The lens on my camera is a nicely ground and mounted, single-element menisicus which is located behind the shutter and aperture. The shutter, with options for "T,B and I", was probably manufactured by Wollensak. The aperture offers Universal System choices of "8,16,32 and 64", which correspond to the f-stops, f11, f16, f22 and f32.

The release for the latch that permits opening the back is on the inside-front of the camera, just above the back of the bellows. Pressing the release allows the back to detach completely. Two long, polished leaf springs provide adequately for film flatness and tension. The wooden film spool is for 120-format film, still available today.

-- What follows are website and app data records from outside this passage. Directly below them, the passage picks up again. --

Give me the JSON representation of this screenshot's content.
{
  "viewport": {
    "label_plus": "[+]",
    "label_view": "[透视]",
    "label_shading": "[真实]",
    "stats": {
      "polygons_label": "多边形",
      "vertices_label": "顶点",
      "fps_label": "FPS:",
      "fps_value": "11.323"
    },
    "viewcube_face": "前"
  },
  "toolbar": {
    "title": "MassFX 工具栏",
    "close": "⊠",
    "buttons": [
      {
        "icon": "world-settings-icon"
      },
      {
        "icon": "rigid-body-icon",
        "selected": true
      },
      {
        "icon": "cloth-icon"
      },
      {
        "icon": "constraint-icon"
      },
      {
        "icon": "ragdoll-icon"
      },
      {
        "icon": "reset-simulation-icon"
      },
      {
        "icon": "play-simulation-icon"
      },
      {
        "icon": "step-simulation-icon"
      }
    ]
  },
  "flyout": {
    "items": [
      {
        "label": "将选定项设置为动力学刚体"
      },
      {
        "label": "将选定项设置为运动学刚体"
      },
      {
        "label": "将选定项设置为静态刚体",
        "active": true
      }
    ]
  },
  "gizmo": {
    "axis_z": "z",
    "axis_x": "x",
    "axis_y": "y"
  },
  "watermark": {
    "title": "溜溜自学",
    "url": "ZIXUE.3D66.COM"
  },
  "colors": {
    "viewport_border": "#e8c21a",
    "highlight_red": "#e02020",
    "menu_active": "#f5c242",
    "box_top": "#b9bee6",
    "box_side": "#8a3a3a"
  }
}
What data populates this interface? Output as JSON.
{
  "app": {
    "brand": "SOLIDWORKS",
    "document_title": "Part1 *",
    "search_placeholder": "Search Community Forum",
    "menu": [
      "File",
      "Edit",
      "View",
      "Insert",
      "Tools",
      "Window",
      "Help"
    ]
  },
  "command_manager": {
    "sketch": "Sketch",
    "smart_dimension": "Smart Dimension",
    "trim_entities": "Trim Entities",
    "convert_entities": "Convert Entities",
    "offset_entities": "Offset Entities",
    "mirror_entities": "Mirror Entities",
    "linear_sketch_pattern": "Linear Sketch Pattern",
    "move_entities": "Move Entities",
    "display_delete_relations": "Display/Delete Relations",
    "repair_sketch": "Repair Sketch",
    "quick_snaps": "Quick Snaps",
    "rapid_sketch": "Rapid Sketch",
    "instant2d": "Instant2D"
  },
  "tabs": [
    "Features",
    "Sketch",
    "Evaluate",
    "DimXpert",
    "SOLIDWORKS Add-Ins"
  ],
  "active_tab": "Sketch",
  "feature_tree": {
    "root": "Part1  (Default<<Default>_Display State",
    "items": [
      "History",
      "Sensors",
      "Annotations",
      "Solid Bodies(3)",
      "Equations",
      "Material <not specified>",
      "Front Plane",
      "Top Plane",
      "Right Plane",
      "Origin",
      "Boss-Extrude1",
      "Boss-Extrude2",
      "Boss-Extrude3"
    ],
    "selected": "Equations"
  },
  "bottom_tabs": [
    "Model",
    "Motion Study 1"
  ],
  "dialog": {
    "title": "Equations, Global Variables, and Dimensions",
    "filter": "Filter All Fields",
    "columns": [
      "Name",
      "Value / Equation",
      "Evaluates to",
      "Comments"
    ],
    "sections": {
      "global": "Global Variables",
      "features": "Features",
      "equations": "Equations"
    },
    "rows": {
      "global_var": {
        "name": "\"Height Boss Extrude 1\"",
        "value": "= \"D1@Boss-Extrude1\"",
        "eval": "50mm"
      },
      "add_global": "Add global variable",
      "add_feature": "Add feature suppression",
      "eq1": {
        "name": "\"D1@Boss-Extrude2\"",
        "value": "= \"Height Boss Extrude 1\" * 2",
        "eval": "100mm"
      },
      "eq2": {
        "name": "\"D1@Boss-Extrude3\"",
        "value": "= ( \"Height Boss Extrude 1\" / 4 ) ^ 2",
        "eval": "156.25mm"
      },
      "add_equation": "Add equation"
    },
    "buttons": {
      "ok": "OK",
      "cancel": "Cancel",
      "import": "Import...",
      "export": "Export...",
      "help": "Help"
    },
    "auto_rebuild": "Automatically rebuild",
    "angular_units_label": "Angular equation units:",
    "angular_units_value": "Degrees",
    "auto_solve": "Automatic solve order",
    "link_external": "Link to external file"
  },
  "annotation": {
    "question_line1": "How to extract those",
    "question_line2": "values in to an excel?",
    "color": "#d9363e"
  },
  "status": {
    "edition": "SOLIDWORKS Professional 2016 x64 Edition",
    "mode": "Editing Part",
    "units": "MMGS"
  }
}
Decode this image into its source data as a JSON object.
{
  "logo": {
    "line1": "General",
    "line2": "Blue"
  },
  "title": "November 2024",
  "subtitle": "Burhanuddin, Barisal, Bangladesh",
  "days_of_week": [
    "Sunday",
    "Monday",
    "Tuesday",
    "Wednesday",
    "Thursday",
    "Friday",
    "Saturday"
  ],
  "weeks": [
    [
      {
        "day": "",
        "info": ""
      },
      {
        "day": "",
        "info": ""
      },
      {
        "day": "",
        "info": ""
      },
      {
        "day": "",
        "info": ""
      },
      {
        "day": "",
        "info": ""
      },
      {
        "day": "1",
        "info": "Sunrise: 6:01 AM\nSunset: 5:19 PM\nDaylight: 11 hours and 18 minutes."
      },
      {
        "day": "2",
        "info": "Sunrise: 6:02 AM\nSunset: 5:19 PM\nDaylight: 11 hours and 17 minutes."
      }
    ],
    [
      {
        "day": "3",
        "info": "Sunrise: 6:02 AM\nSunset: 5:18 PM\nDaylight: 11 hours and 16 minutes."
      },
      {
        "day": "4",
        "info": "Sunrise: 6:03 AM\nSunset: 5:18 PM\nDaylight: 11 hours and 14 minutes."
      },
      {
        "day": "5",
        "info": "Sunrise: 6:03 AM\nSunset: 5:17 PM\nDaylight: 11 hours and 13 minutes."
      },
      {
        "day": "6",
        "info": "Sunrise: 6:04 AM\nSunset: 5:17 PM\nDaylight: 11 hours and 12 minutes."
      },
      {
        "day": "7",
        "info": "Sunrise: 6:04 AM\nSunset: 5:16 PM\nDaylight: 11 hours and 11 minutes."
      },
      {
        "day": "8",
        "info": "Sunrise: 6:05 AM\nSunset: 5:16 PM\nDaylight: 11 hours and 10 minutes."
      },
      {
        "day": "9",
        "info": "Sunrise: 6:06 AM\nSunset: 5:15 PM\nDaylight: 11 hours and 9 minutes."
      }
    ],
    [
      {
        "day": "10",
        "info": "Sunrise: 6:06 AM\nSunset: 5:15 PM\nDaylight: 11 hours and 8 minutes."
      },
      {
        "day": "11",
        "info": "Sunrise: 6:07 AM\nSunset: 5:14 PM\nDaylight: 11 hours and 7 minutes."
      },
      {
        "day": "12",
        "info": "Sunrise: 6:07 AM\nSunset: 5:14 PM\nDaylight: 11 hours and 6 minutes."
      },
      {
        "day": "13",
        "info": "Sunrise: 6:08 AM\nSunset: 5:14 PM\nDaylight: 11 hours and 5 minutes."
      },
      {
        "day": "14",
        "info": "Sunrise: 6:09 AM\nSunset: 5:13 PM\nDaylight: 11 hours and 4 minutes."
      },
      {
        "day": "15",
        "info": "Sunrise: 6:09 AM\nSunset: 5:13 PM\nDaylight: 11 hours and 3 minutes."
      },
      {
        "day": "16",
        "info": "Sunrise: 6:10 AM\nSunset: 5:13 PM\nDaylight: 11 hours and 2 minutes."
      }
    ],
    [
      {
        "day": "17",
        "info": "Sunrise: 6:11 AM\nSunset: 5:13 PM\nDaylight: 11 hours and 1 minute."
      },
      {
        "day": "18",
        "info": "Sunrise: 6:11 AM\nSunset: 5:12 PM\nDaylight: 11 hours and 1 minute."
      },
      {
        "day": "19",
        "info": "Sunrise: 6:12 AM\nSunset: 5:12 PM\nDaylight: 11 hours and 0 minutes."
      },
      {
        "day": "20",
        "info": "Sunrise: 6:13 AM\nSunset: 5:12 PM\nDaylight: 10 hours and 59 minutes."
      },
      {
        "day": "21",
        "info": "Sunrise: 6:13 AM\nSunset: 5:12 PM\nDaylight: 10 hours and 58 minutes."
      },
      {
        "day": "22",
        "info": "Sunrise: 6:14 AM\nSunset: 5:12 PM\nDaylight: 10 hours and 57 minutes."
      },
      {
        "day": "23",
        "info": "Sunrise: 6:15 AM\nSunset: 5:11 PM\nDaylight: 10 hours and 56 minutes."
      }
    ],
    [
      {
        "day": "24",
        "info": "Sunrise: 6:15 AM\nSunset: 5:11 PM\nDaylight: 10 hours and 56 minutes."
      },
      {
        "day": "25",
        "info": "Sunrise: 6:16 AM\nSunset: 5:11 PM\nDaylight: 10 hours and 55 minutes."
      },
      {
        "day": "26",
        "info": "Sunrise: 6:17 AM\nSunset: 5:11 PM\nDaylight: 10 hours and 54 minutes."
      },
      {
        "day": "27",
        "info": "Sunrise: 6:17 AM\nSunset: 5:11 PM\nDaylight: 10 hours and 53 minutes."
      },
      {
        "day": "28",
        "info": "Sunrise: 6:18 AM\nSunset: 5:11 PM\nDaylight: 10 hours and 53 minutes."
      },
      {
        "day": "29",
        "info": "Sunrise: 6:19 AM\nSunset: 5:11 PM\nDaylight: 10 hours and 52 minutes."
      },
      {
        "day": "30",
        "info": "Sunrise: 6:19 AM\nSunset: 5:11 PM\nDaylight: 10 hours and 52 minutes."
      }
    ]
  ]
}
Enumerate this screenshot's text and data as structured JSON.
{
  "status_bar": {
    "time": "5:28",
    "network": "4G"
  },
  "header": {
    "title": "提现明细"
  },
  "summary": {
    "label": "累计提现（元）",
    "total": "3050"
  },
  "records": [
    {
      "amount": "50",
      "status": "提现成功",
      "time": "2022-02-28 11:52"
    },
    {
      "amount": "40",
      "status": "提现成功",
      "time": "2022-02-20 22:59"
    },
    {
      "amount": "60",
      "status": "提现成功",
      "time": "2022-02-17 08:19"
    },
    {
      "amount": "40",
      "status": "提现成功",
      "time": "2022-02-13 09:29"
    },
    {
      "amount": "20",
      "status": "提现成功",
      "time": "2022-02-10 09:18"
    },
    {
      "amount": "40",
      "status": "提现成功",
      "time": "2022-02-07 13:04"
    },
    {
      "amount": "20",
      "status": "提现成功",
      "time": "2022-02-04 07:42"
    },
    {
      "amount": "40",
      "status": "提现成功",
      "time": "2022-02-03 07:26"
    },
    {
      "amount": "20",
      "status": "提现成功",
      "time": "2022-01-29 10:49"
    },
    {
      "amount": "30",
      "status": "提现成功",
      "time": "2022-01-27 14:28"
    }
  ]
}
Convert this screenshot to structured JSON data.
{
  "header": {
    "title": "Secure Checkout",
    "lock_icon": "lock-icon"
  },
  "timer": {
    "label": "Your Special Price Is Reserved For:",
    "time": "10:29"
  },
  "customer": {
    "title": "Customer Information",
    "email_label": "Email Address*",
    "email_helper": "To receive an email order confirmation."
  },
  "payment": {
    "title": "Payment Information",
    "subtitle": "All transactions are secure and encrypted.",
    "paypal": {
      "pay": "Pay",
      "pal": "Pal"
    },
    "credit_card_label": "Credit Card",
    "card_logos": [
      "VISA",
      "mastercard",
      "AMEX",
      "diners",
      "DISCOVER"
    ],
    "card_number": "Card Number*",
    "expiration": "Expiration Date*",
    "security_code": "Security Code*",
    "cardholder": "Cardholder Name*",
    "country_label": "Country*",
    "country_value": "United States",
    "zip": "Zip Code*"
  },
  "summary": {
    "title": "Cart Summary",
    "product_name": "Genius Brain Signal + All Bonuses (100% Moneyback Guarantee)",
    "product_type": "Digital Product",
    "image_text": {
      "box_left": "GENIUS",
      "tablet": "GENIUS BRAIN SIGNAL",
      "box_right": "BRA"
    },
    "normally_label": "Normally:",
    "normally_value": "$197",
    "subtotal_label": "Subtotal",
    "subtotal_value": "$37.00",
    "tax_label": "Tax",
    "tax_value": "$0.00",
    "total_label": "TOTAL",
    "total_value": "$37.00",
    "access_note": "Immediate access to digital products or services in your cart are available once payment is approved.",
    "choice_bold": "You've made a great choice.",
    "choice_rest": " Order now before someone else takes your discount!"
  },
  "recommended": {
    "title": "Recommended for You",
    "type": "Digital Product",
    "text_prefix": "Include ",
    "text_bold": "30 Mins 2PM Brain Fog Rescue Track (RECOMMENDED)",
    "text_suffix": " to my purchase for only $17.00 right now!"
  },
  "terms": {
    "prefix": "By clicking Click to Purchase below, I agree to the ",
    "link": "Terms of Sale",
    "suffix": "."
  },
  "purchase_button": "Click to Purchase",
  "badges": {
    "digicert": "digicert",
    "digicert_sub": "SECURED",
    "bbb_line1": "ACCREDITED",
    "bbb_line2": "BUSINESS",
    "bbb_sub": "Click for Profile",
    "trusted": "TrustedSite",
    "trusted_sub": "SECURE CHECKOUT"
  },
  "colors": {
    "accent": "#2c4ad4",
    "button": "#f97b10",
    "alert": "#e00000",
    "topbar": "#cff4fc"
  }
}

My camera came to me in pretty good shape considering its age. I glued down a few loose edges of the black exterior covering, and I soaked the shutter overnight in lighter fluid to get it operating properly. The "Instant" setting appears to be about 1/25th of a second.

Since the lens is fixed-focus, I shot my first test roll with the camera at the smallest available aperture (f/32). Surprisingly, most everthing seemed very softly focused. I examined the image using a ground glass at the focal plane, and found that the focal length of the lens actually required moving the lens-mount forward about one-eighth of an inch beyond its normal locking point for proper image focus at infinity. For close-ups, another eighth inch also produced good results.

Early Ansco cameras (Butkus)